• Task statement:
Skipping any pictures, repeat exactly and only the lines from the one that holds "Extract the structured" to the last line of the material, both included.

• Exercise data:
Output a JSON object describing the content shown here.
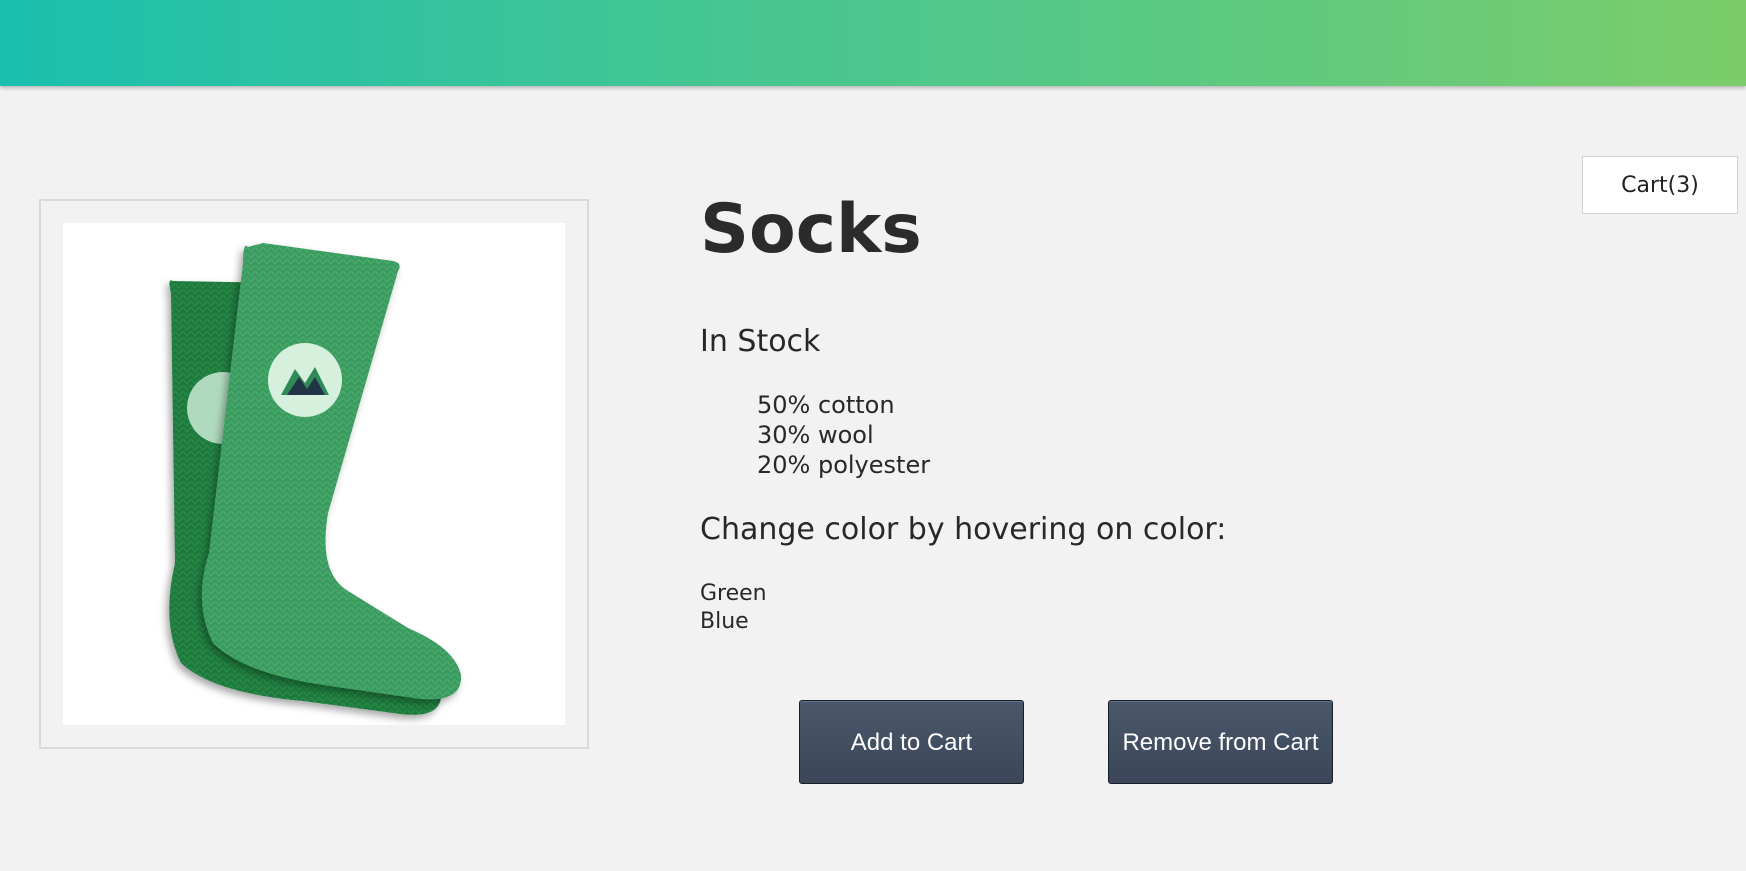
{
  "header": {
    "gradient_start": "#1bbfae",
    "gradient_end": "#7ccd6a"
  },
  "cart": {
    "label": "Cart(3)"
  },
  "product": {
    "image_icon": "green-sock-image",
    "title": "Socks",
    "stock_status": "In Stock",
    "details": [
      "50% cotton",
      "30% wool",
      "20% polyester"
    ],
    "color_instruction": "Change color by hovering on color:",
    "variants": [
      "Green",
      "Blue"
    ]
  },
  "actions": {
    "add_to_cart": "Add to Cart",
    "remove_from_cart": "Remove from Cart",
    "button_color": "#434f61"
  }
}
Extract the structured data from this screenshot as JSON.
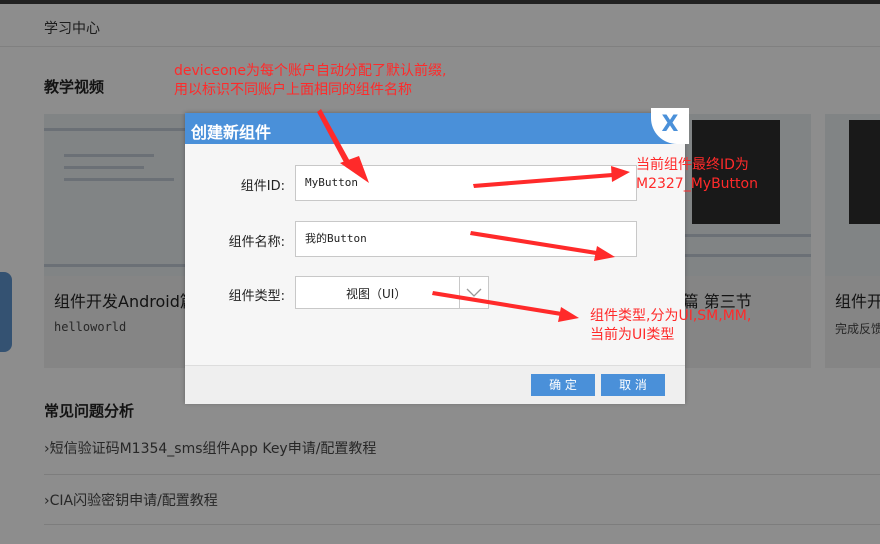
{
  "page": {
    "breadcrumb": "学习中心",
    "video_section": "教学视频",
    "faq_section": "常见问题分析",
    "cards": [
      {
        "title": "组件开发Android篇",
        "subtitle": "helloworld"
      },
      {
        "title": "id篇  第三节",
        "subtitle": ""
      },
      {
        "title": "组件开",
        "subtitle": "完成反馈"
      }
    ],
    "faq": [
      "›短信验证码M1354_sms组件App Key申请/配置教程",
      "›CIA闪验密钥申请/配置教程"
    ]
  },
  "dialog": {
    "title": "创建新组件",
    "close_glyph": "X",
    "id_label": "组件ID:",
    "id_value": "MyButton",
    "name_label": "组件名称:",
    "name_value": "我的Button",
    "type_label": "组件类型:",
    "type_value": "视图（UI）",
    "ok_label": "确 定",
    "cancel_label": "取 消"
  },
  "annotations": {
    "top": [
      "deviceone为每个账户自动分配了默认前缀,",
      "用以标识不同账户上面相同的组件名称"
    ],
    "id": [
      "当前组件最终ID为",
      "M2327_MyButton"
    ],
    "type": [
      "组件类型,分为UI,SM,MM,",
      "当前为UI类型"
    ]
  },
  "colors": {
    "accent": "#4a90d9",
    "annotation": "#ff2a2a"
  }
}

• Written solution:
Extract the structured data from this screenshot as JSON.
{
  "page": {
    "breadcrumb": "学习中心",
    "video_section": "教学视频",
    "faq_section": "常见问题分析",
    "cards": [
      {
        "title": "组件开发Android篇",
        "subtitle": "helloworld"
      },
      {
        "title": "id篇  第三节",
        "subtitle": ""
      },
      {
        "title": "组件开",
        "subtitle": "完成反馈"
      }
    ],
    "faq": [
      "›短信验证码M1354_sms组件App Key申请/配置教程",
      "›CIA闪验密钥申请/配置教程"
    ]
  },
  "dialog": {
    "title": "创建新组件",
    "close_glyph": "X",
    "id_label": "组件ID:",
    "id_value": "MyButton",
    "name_label": "组件名称:",
    "name_value": "我的Button",
    "type_label": "组件类型:",
    "type_value": "视图（UI）",
    "ok_label": "确 定",
    "cancel_label": "取 消"
  },
  "annotations": {
    "top": [
      "deviceone为每个账户自动分配了默认前缀,",
      "用以标识不同账户上面相同的组件名称"
    ],
    "id": [
      "当前组件最终ID为",
      "M2327_MyButton"
    ],
    "type": [
      "组件类型,分为UI,SM,MM,",
      "当前为UI类型"
    ]
  },
  "colors": {
    "accent": "#4a90d9",
    "annotation": "#ff2a2a"
  }
}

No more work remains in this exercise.